Making the tiny room
There were five people ahead of me at the fabric table line in Joann Fabrics. All were women in their 50s-60s. More started stacking up behind me, all holding various bolts of fabric. My mind wandered to what sorts of projects they were all working on, then to the bolts I was carrying. Was the off-white linen too sheer? Was the teal too teal?
Sometimes as an artist, you get an idea in your head that you just can't shake. I had been feeling that the studio I photograph in was getting stale and started contemplating building a set. That seemed too large and expensive, and at some point my mind said, "hey, Dave, let's build a small set. It'll be cheaper, easier, and so cute!"

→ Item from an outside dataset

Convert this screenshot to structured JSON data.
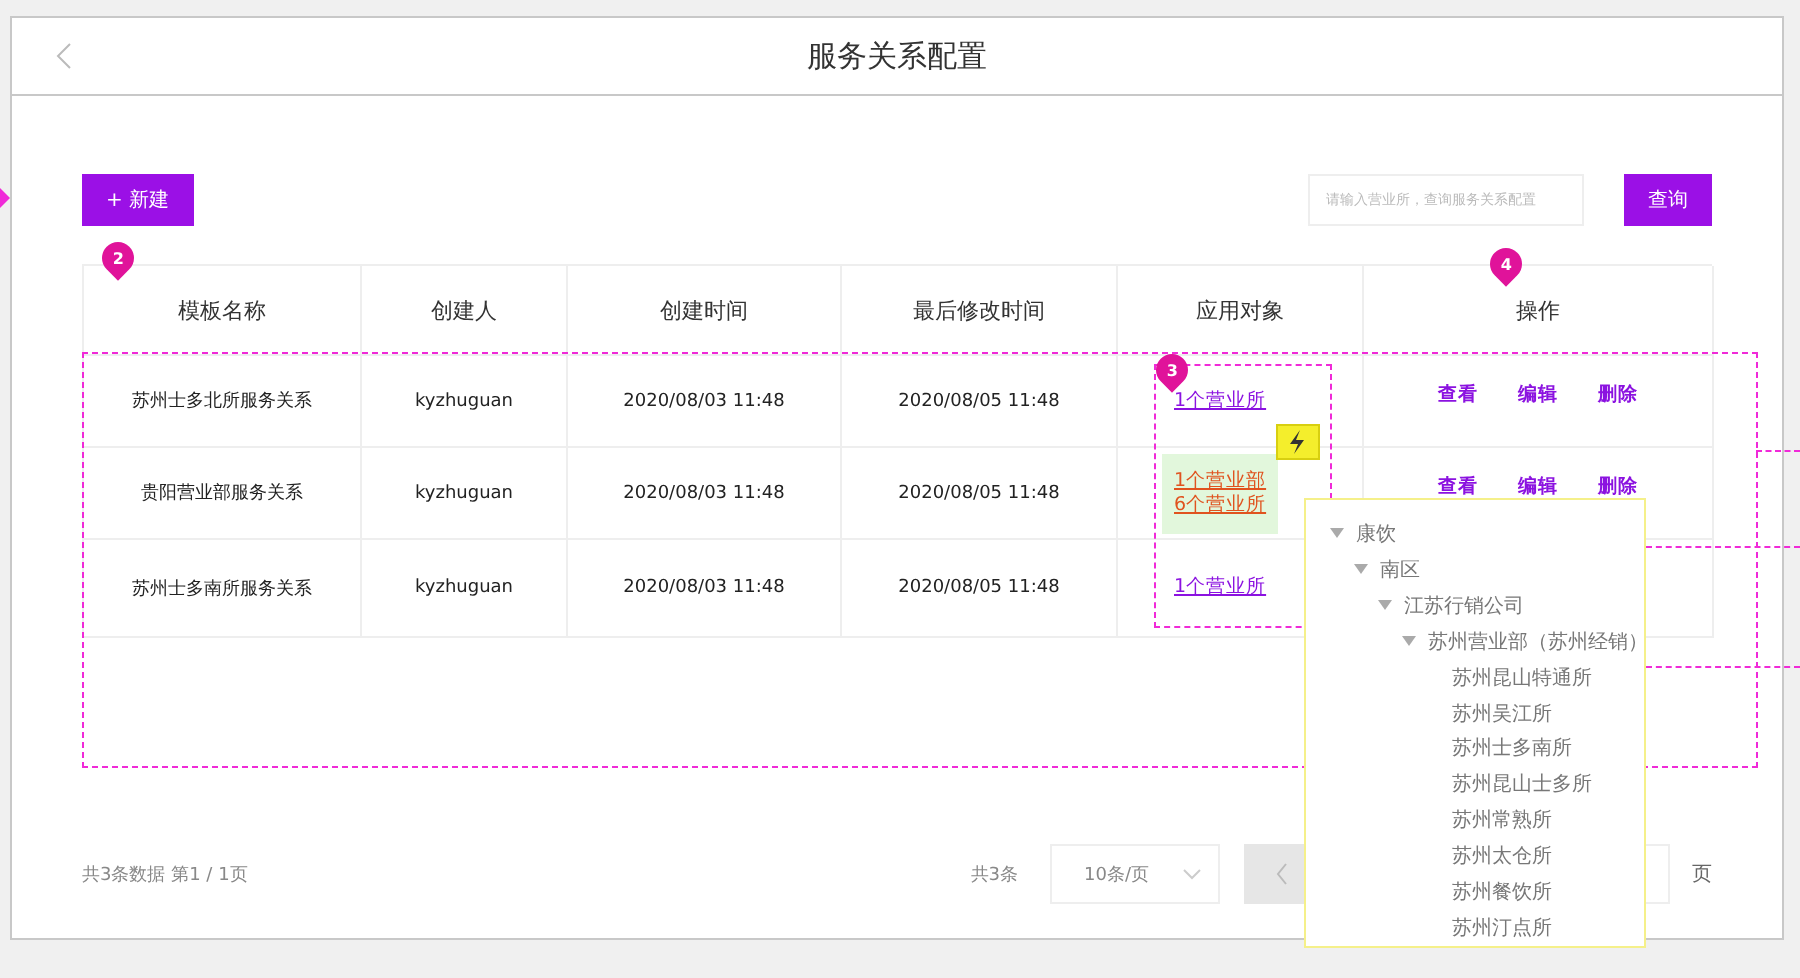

I was in the middle of editing 'Emily' and couldn't take on a new project. But I kept seeing this image of a person sitting in a tiny, stylistic room. It was plain, light, and only interesting because of the scale. And I knew I could make it.
So finally, after finishing 'Emily' and tackling some other projects that were also stacking up in my mind, I decided to do a test and see if I could reasonably make this small set a reality.
I decided to start with a piece of furniture. The only piece I had in my head was a little table, big enough to hold a plant and maybe some books. I designed it simply on paper first and made it in one afternoon, very easily, all with scrap wood I had on hand. It was too easy. I was immediately hooked and knew I had to see this project through.
That was in December. Fast forward a couple months, and I found myself in places like Joann Fabrics, trying to find the perfect material for this minute detail of a thing that nobody will even notice. But that was pretty much the nature of this project.
I even got totally sidetracked at one point and decided to build a midcentury modern chair and end table. Was it in my original plan? No. Did I really need it? No. Did I even use it in most of the photos? No. Did it help me procrastinate and almost derail the project and add unnecessary time and expense to what should have been an otherwise simple project? Oh most definitely.
Anyway, I'm getting long-winded. I built a small room, and I took photos in it. It was a blast. The photos were even better than I imagined they would be. I was worried that because of the small space, which forced me to use a wide angle lens, the distortion would be comical. But it totally worked.
For camera people, I used my old Canon 7D for this shoot. It's old and not very good at making clear images. But I just love it. It's fast and reliable, and I've missed it. I used one off-camera Speedlight for everything except the "night time" setup.
This was the first time I've worked with a dedicated hair and makeup artist for a photo shoot, and it was AWESOME. Emilie Pearl was kind enough to lend her time on this project, and she was awesome. I can't thank her enough.
I reached out to Lili Beard to be the model for this shoot. I was familiar with her through Instagram, and she had a look that I thought would work well with the concept. She was a blast to work with.
The whole idea of a tiny room is so fun to me because it's so versatile. It lets me shoot in the same studio I always use but create a totally different look. There are so many other types of rooms I would love to make. A retro kitchen from the 80s. A victorian library. A tiny Black Sheep. The list goes on. I'm not sure what I'll do next though. I might start working on another film before I get to the next room. Anyway, here are the photos.